If the flamboyant Rock and Roll Hall of Fame and Museum is Manhattan, photographer Chuck Gentile is Brooklyn.
Even as he approaches middle age, one can detect in him the fast-talking kid who might once have convinced half his neighbors to buy his special blend of lemonade for two bucks a glass, simply by wearing them down with his staccato chatter.
His photo studio, which he shares with another photographer in a low-rise, mostly residential neighborhood straddling Cleveland and Lakewood, is a study in contrasts. Plain as can be on the outside, inside it's outfitted to the teeth with the tools of his trade, from sophisticated $1,000 lighting units to a small library on photography.
"This isn't a walk-in business," he says of commercial photography, and he prefers that the nondescript veneer betray no hint of what goes on inside. "It's need-to-know."
The 39-year-old has been in training for his trade much of his life. Even as a school boy in North Olmsted, where he still lives, Gentile recalls being deeply impressed by a visiting photographer for the now-defunct Cleveland Press. While in high school, he walked in off the streets and landed photo assignments for the same newspaper. He later spent a couple of years attending Ohio State University, but finished at the Ohio Institute of Photography in Kettering.
Ironically, about five years ago, he produced a poster for Cleveland Tomorrow, the group of leaders of the 50 largest institutions in Cleveland. It depicted a "Ziggy" cartoon superimposed on his skyline shot of Cleveland, and resulted from a collaboration with "Ziggy" creator Tom Wilson, whom he calls a "buddy" from his days at American Greetings.
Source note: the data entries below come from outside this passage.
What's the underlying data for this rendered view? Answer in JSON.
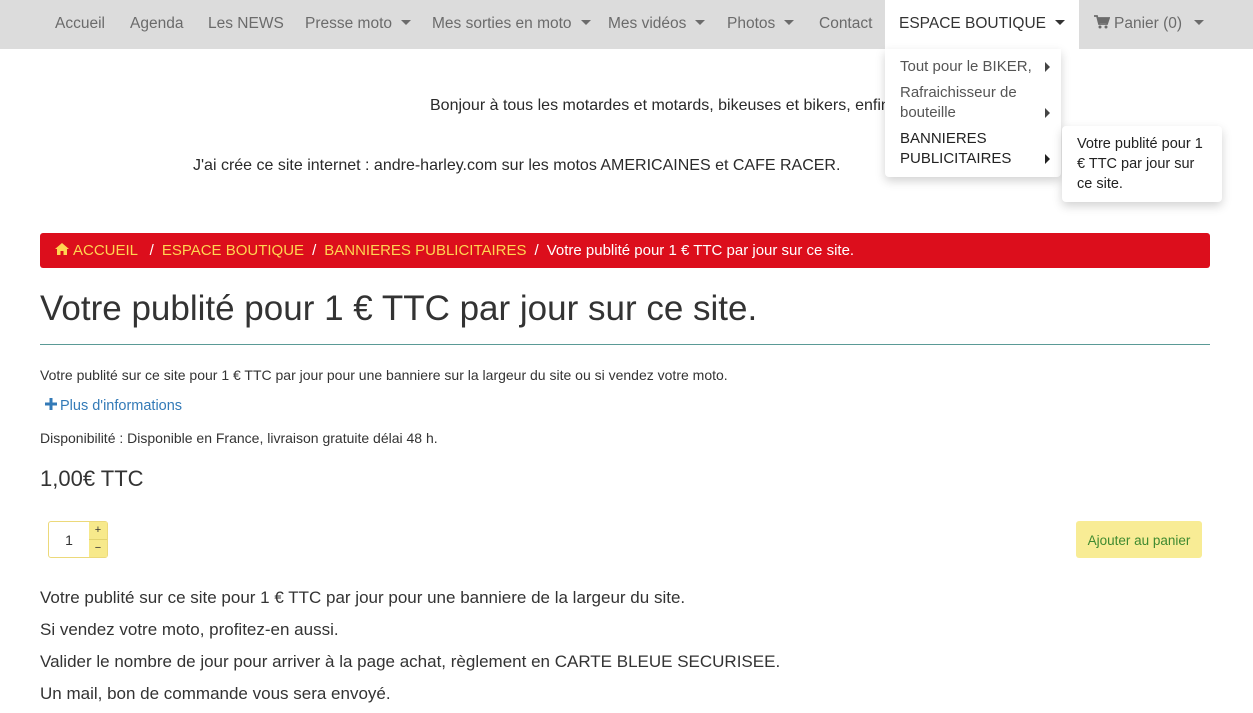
{
  "nav": {
    "items": [
      {
        "label": "Accueil"
      },
      {
        "label": "Agenda"
      },
      {
        "label": "Les NEWS"
      },
      {
        "label": "Presse moto"
      },
      {
        "label": "Mes sorties en moto"
      },
      {
        "label": "Mes vidéos"
      },
      {
        "label": "Photos"
      },
      {
        "label": "Contact"
      },
      {
        "label": "ESPACE BOUTIQUE"
      }
    ],
    "cart_label": "Panier (0)"
  },
  "dropdown": {
    "items": [
      {
        "label": "Tout pour le BIKER,"
      },
      {
        "label_line1": "Rafraichisseur de",
        "label_line2": "bouteille"
      },
      {
        "label_line1": "BANNIERES",
        "label_line2": "PUBLICITAIRES"
      }
    ],
    "submenu": {
      "label": "Votre publité pour 1 € TTC par jour sur ce site."
    }
  },
  "intro": {
    "line1": "Bonjour à tous les motardes et motards, bikeuses et bikers, enfin",
    "line2": "J'ai crée ce site internet : andre-harley.com sur les motos AMERICAINES et CAFE RACER."
  },
  "breadcrumb": {
    "home": "ACCUEIL",
    "level1": "ESPACE BOUTIQUE",
    "level2": "BANNIERES PUBLICITAIRES",
    "current": "Votre publité pour 1 € TTC par jour sur ce site.",
    "separator": "/"
  },
  "product": {
    "title": "Votre publité pour 1 € TTC par jour sur ce site.",
    "short_description": "Votre publité sur ce site pour 1 € TTC par jour pour une banniere sur la largeur du site ou si vendez votre moto.",
    "more_info": "Plus d'informations",
    "availability": "Disponibilité : Disponible en France, livraison gratuite délai 48 h.",
    "price": "1,00€ TTC",
    "quantity": "1",
    "qty_plus": "+",
    "qty_minus": "−",
    "add_to_cart": "Ajouter au panier"
  },
  "description": {
    "lines": [
      "Votre publité sur ce site pour 1 € TTC par jour pour une banniere de la largeur du site.",
      "Si vendez votre moto, profitez-en aussi.",
      "Valider le nombre de jour pour arriver à la page achat, règlement en CARTE BLEUE SECURISEE.",
      "Un mail, bon de commande vous sera envoyé."
    ]
  },
  "colors": {
    "navbar": "#dcdcdc",
    "breadcrumb_bg": "#dc0e1c",
    "breadcrumb_link": "#ffd451",
    "button_bg": "#f8ec95",
    "button_text": "#3f8a30",
    "link": "#337ab7"
  }
}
His fight against the Rock Hall has become something of a rallying point among the creative community, especially in the photography trade. The American Society of Media Photographers, the trade group which has supported him throughout the case, is even using it as a recruiting tool. A full-page ad ASMP ran in a glossy photographers' magazine in September quotes Gentile as saying, "I knew this was a case that could affect every photographer in a big way, but the truth is I couldn't pay lawyers to fight it. That's where ASMP came in."
It goes on to say that "while Chuck Gentile has won a major battle in his trademark suit with the Rock and Roll Hall of Fame, the war is not over. ASMP is going to be with him until it is."
He notes in that ad, as he has throughout the case, that he took his now-famous photograph from a public sidewalk. He even claims to have received assistance from a Rock Hall security guard to help him move some pylons out of the range of his viewfinder. And if one looks closely at the finished poster, you can see the tiny figure of a guard standing unobtrusively against a marble slab which bears the name of the museum.
"I told him, 'don't move, you'll mess up my shot.'"
He never could have imagined, of course, the kind of mess in which the photo would eventually embroil him.